- Kopi’s tuna salad salad
- curry that didn’t come out of a microwaveable packet
- guacamole from Taco Loco
- Passover dinner with Hannah and Sarah
I realize I’m jeopardizing future dinner invitations by saying this, but I’m oddly fascinated by aspic right now.
OK, the above isn’t actually an aspic jelly – but it is a jello salad in a mold, which falls into the same category as far as I’m concerned. I spent a bunch of time last weekend reading my 1943 edition of the Joy of Cooking, which was full of such wonders. I don’t know if I’ll ever bring my aspic dream to fruition – but good lord, they’re weird, and I’m enjoying looking at pictures of them and imagining how anyone found them palatable.

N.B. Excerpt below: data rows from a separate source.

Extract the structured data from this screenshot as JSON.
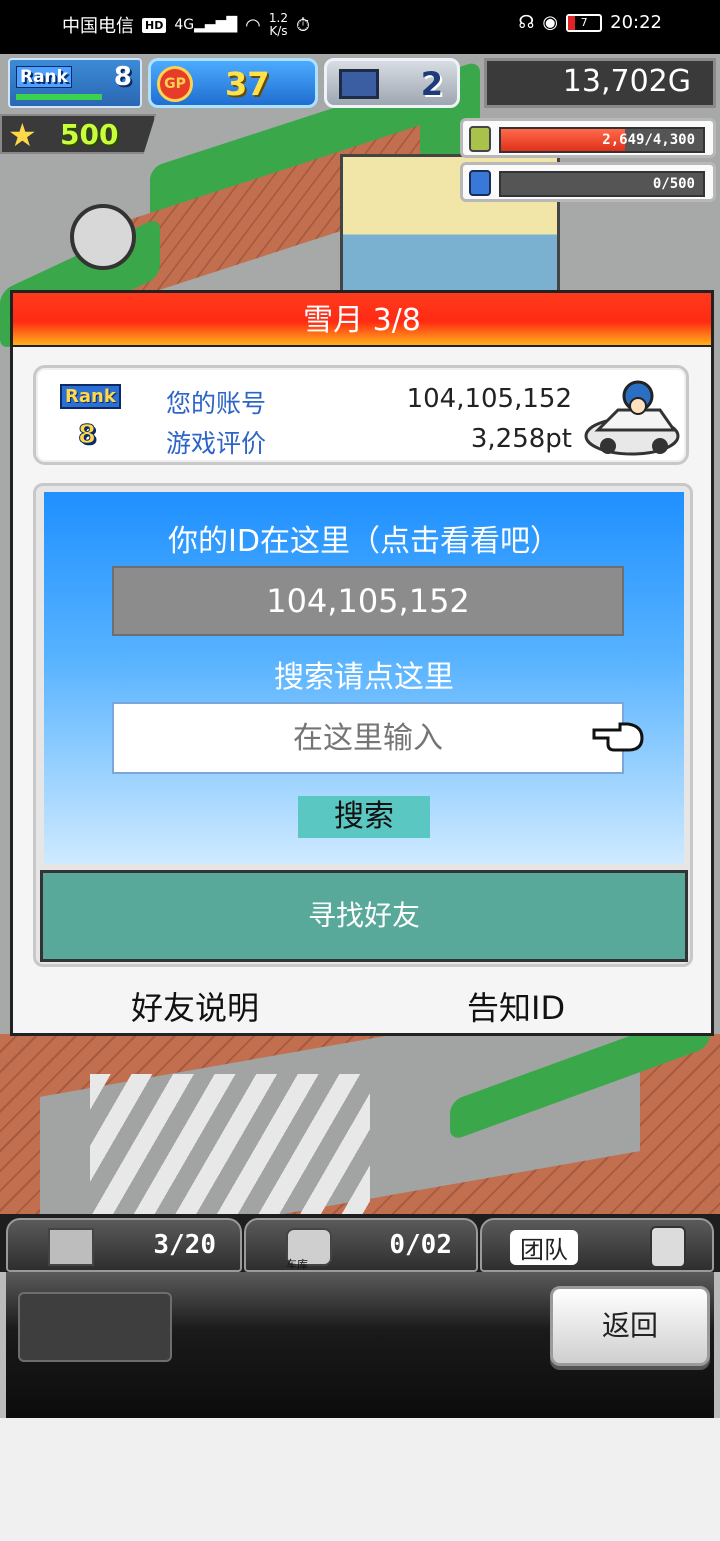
{
  "status_bar": {
    "carrier": "中国电信",
    "hd": "HD",
    "network": "4G",
    "speed": "1.2\nK/s",
    "battery": "7",
    "time": "20:22"
  },
  "hud": {
    "rank_label": "Rank",
    "rank_value": "8",
    "gp_label": "GP",
    "gp_value": "37",
    "pc_value": "2",
    "money": "13,702G",
    "star_value": "500",
    "resource_1": "2,649/4,300",
    "resource_2": "0/500",
    "resource_1_level": 0.616,
    "resource_2_level": 0
  },
  "dialog": {
    "title": "雪月 3/8",
    "rank_label": "Rank",
    "rank_value": "8",
    "account_label": "您的账号",
    "account_value": "104,105,152",
    "rating_label": "游戏评价",
    "rating_value": "3,258pt",
    "id_prompt": "你的ID在这里（点击看看吧）",
    "id_value": "104,105,152",
    "search_prompt": "搜索请点这里",
    "search_placeholder": "在这里输入",
    "search_button": "搜索",
    "find_friends_button": "寻找好友",
    "friend_info_link": "好友说明",
    "tell_id_link": "告知ID"
  },
  "bottom_bar": {
    "tab1_count": "3/20",
    "tab2_sub": "车库",
    "tab2_count": "0/02",
    "team_label": "团队",
    "back_button": "返回"
  },
  "colors": {
    "title_red": "#ff2a14",
    "find_green": "#58a99a",
    "search_cyan": "#5bc7c2",
    "panel_blue": "#1f90ff"
  }
}
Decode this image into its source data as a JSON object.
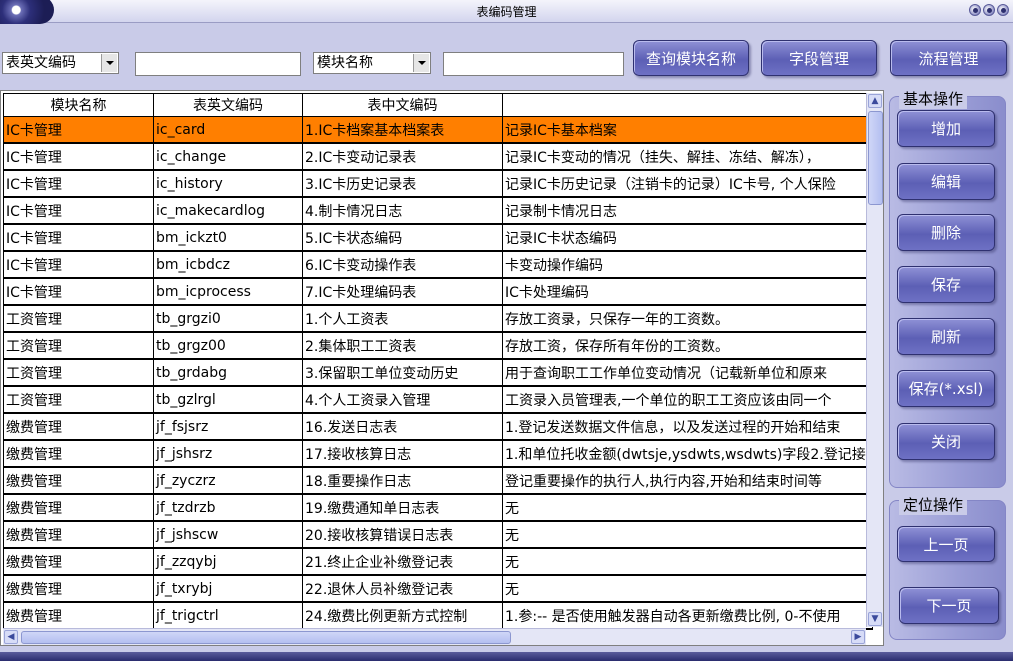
{
  "window": {
    "title": "表编码管理"
  },
  "toolbar": {
    "select1_value": "表英文编码",
    "select2_value": "模块名称",
    "query_module_button": "查询模块名称",
    "field_manage_button": "字段管理",
    "flow_manage_button": "流程管理"
  },
  "grid": {
    "columns": [
      "模块名称",
      "表英文编码",
      "表中文编码",
      ""
    ],
    "rows": [
      [
        "IC卡管理",
        "ic_card",
        "1.IC卡档案基本档案表",
        "记录IC卡基本档案"
      ],
      [
        "IC卡管理",
        "ic_change",
        "2.IC卡变动记录表",
        "记录IC卡变动的情况（挂失、解挂、冻结、解冻），"
      ],
      [
        "IC卡管理",
        "ic_history",
        "3.IC卡历史记录表",
        "记录IC卡历史记录（注销卡的记录）IC卡号, 个人保险"
      ],
      [
        "IC卡管理",
        "ic_makecardlog",
        "4.制卡情况日志",
        "记录制卡情况日志"
      ],
      [
        "IC卡管理",
        "bm_ickzt0",
        "5.IC卡状态编码",
        "记录IC卡状态编码"
      ],
      [
        "IC卡管理",
        "bm_icbdcz",
        "6.IC卡变动操作表",
        "卡变动操作编码"
      ],
      [
        "IC卡管理",
        "bm_icprocess",
        "7.IC卡处理编码表",
        "IC卡处理编码"
      ],
      [
        "工资管理",
        "tb_grgzi0",
        "1.个人工资表",
        "存放工资录，只保存一年的工资数。"
      ],
      [
        "工资管理",
        "tb_grgz00",
        "2.集体职工工资表",
        "存放工资，保存所有年份的工资数。"
      ],
      [
        "工资管理",
        "tb_grdabg",
        "3.保留职工单位变动历史",
        "用于查询职工工作单位变动情况（记载新单位和原来"
      ],
      [
        "工资管理",
        "tb_gzlrgl",
        "4.个人工资录入管理",
        "工资录入员管理表,一个单位的职工工资应该由同一个"
      ],
      [
        "缴费管理",
        "jf_fsjsrz",
        "16.发送日志表",
        "1.登记发送数据文件信息，以及发送过程的开始和结束"
      ],
      [
        "缴费管理",
        "jf_jshsrz",
        "17.接收核算日志",
        "1.和单位托收金额(dwtsje,ysdwts,wsdwts)字段2.登记接"
      ],
      [
        "缴费管理",
        "jf_zyczrz",
        "18.重要操作日志",
        "登记重要操作的执行人,执行内容,开始和结束时间等"
      ],
      [
        "缴费管理",
        "jf_tzdrzb",
        "19.缴费通知单日志表",
        "无"
      ],
      [
        "缴费管理",
        "jf_jshscw",
        "20.接收核算错误日志表",
        "无"
      ],
      [
        "缴费管理",
        "jf_zzqybj",
        "21.终止企业补缴登记表",
        "无"
      ],
      [
        "缴费管理",
        "jf_txrybj",
        "22.退休人员补缴登记表",
        "无"
      ],
      [
        "缴费管理",
        "jf_trigctrl",
        "24.缴费比例更新方式控制",
        "1.参:-- 是否使用触发器自动各更新缴费比例, 0-不使用"
      ]
    ]
  },
  "basic_ops": {
    "title": "基本操作",
    "add": "增加",
    "edit": "编辑",
    "delete": "删除",
    "save": "保存",
    "refresh": "刷新",
    "save_xsl": "保存(*.xsl)",
    "close": "关闭"
  },
  "nav_ops": {
    "title": "定位操作",
    "prev_page": "上一页",
    "next_page": "下一页"
  }
}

It’s pretty rare that I miss anything about Rockford other than my family, but right now I could really go for a Mary’s Market sampler. I was there something approximating daily when I worked at Wonderland - grabbing lunch, making the coffee run for my coworkers, picking up bread or treats on my way home. It’s the first place I really learned to like coffee, and we all know how well that’s served me since.

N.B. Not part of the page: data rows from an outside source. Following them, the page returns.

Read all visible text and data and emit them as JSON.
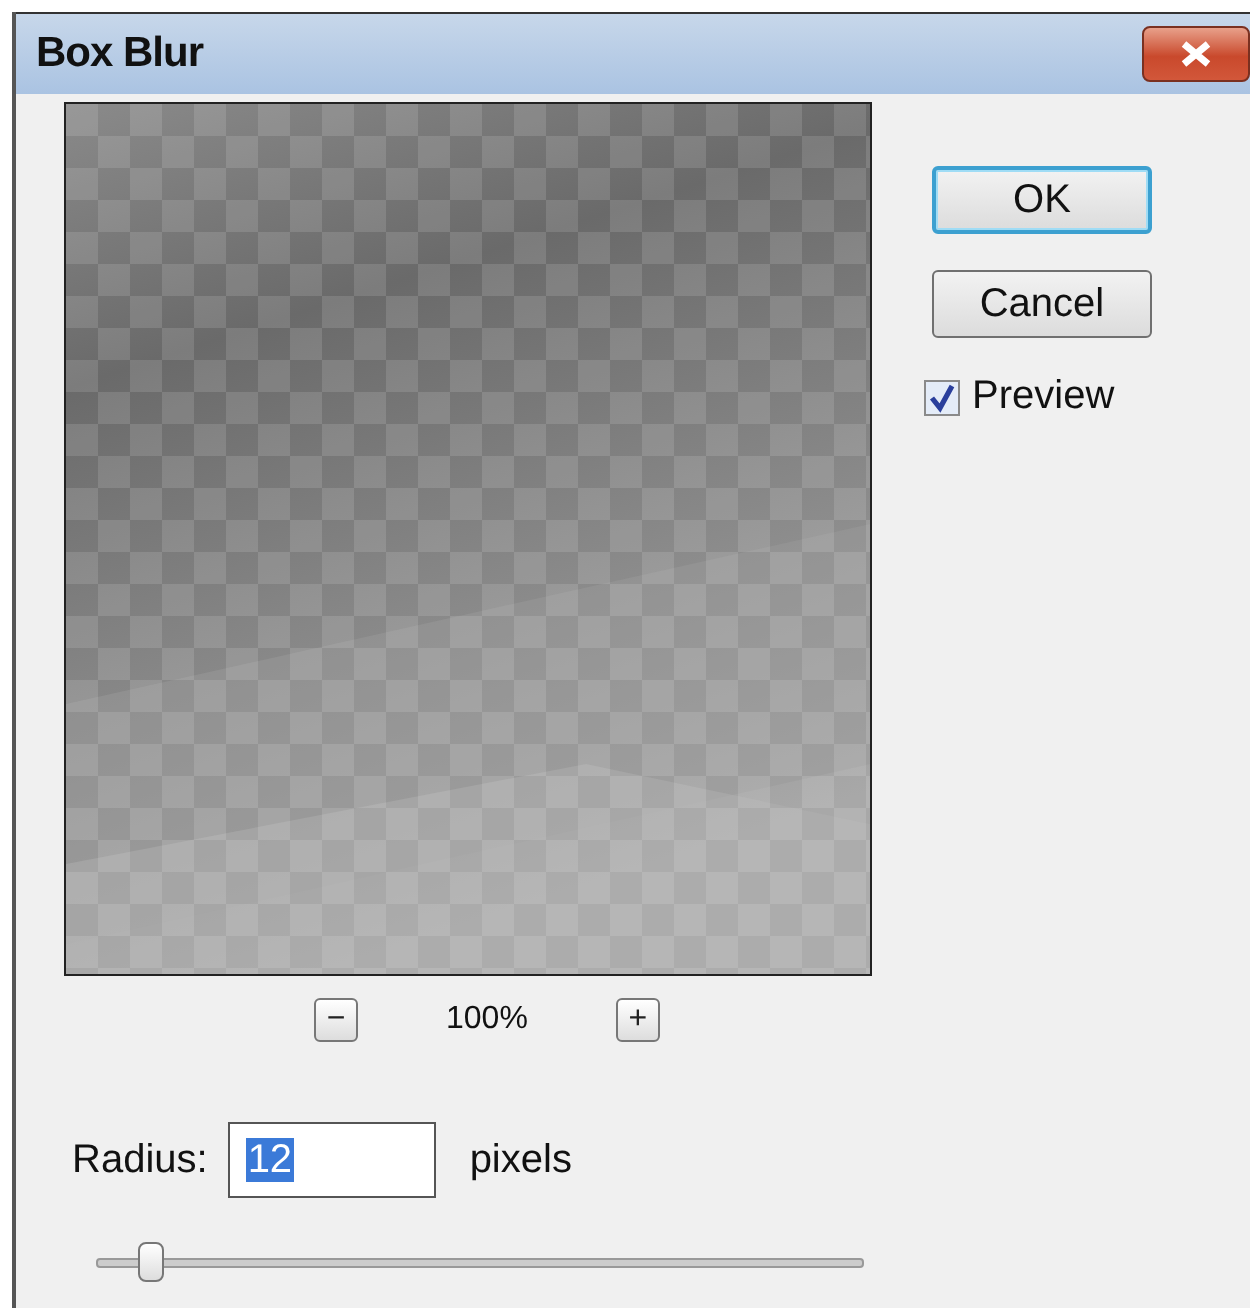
{
  "window": {
    "title": "Box Blur"
  },
  "preview": {
    "zoom": "100%",
    "zoom_out": "−",
    "zoom_in": "+"
  },
  "buttons": [
    {
      "label": "OK",
      "default": true
    },
    {
      "label": "Cancel",
      "default": false
    }
  ],
  "preview_option": {
    "label": "Preview",
    "checked": true
  },
  "radius": {
    "label": "Radius:",
    "value": "12",
    "unit": "pixels",
    "level": 0.06
  }
}
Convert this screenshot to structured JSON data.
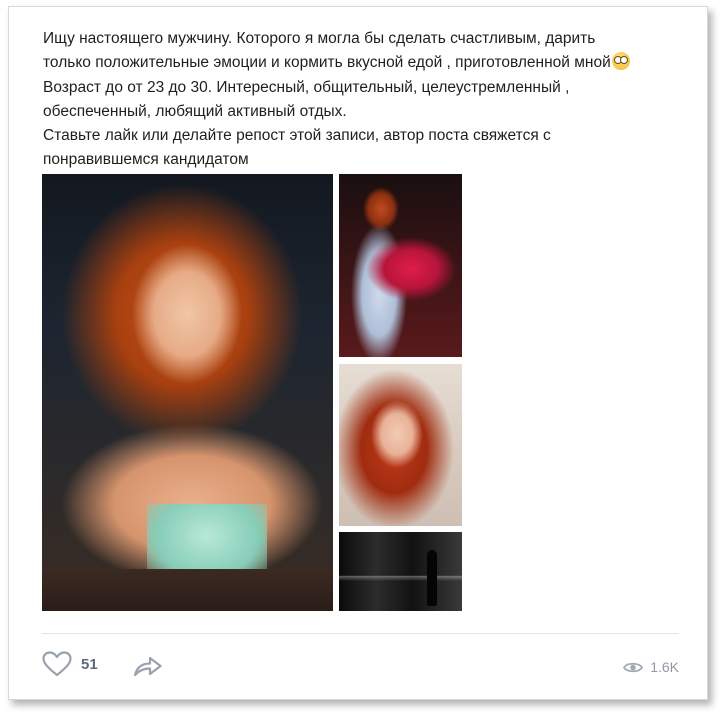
{
  "post": {
    "lines": [
      "Ищу настоящего мужчину. Которого я могла бы сделать счастливым, дарить",
      "только положительные эмоции и кормить вкусной едой , приготовленной мной",
      "Возраст до от 23 до 30. Интересный, общительный, целеустремленный ,",
      "обеспеченный, любящий активный отдых.",
      "Ставьте лайк или делайте репост этой записи, автор поста свяжется с",
      "понравившемся кандидатом"
    ],
    "emoji": "flushed-face-emoji"
  },
  "actions": {
    "like_icon": "heart-icon",
    "like_count": "51",
    "share_icon": "share-arrow-icon",
    "views_icon": "eye-icon",
    "views_count": "1.6K"
  },
  "colors": {
    "text": "#1f1f1f",
    "icon": "#99a2ad",
    "count": "#5f6b7a",
    "divider": "#e3e4e8"
  }
}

I’ve spontaneously made really fantastic meals the last two nights out of things we just had lying around. Last night was chicken breasts stuffed with goat cheese, drizzled with olive oil and balsamic vinegar and seasoned with kosher salt, freshly ground pepper, and a LOT of chives, then baked on parchment paper until awesome, along with a take-and-bake baguette, which is pretty much the best thing ever. Tonight, while waiting for SB to get back from the gym and my LEEP class to start, I poached chicken breasts in leftover spaghetti sauce, seasoned with fresh sage and thyme and enriched with more goat cheese, which we ate with the rest of the bread from last night. About 90% of evenings I just want to order a pizza (tonight included), so making easy but fantastic meals has been a nice change.

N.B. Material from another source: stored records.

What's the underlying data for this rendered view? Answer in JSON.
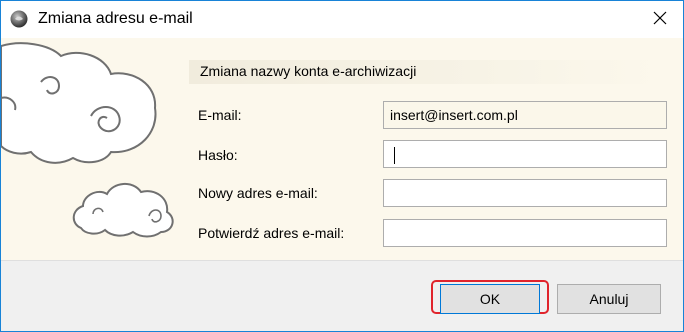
{
  "window": {
    "title": "Zmiana adresu e-mail",
    "close_icon": "close-icon",
    "app_icon": "app-icon"
  },
  "section": {
    "header": "Zmiana nazwy konta e-archiwizacji"
  },
  "fields": {
    "email": {
      "label": "E-mail:",
      "value": "insert@insert.com.pl"
    },
    "password": {
      "label": "Hasło:",
      "value": ""
    },
    "new_email": {
      "label": "Nowy adres e-mail:",
      "value": ""
    },
    "confirm_email": {
      "label": "Potwierdź adres e-mail:",
      "value": ""
    }
  },
  "buttons": {
    "ok": "OK",
    "cancel": "Anuluj"
  },
  "colors": {
    "content_bg": "#fcf8ec",
    "footer_bg": "#f0f0f0",
    "highlight": "#e0242c",
    "window_border": "#1883d7"
  }
}
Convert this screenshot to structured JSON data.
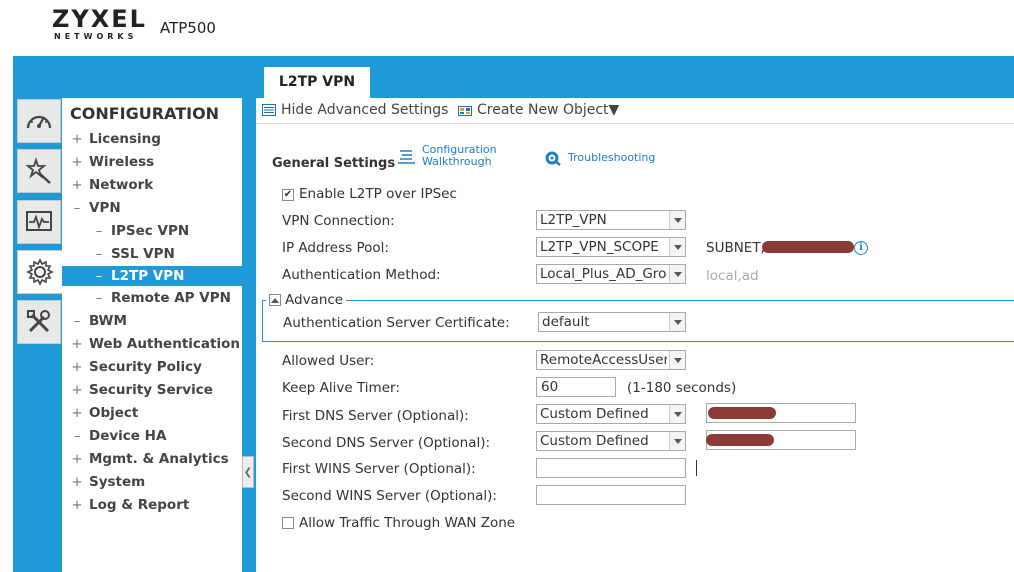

I’m currently reading Animal, Vegetable, Miracle, which I’m really enjoying. It’s less preachy than The Omnivore’s Dilemma, though still pretty self-righteous. The idea of living off the land and/or only eating local is incredibly appealing to me – on the other hand, I just sung the praises of take-and-bake bread from Trader Joe’s. Mainly this book has me craving consistently warm weather so that I can plant pots of things on our balcony (or perhaps in a community garden if we can get a share) and resume our weekend trips to the farmers’ market. Springtime can’t come soon enough.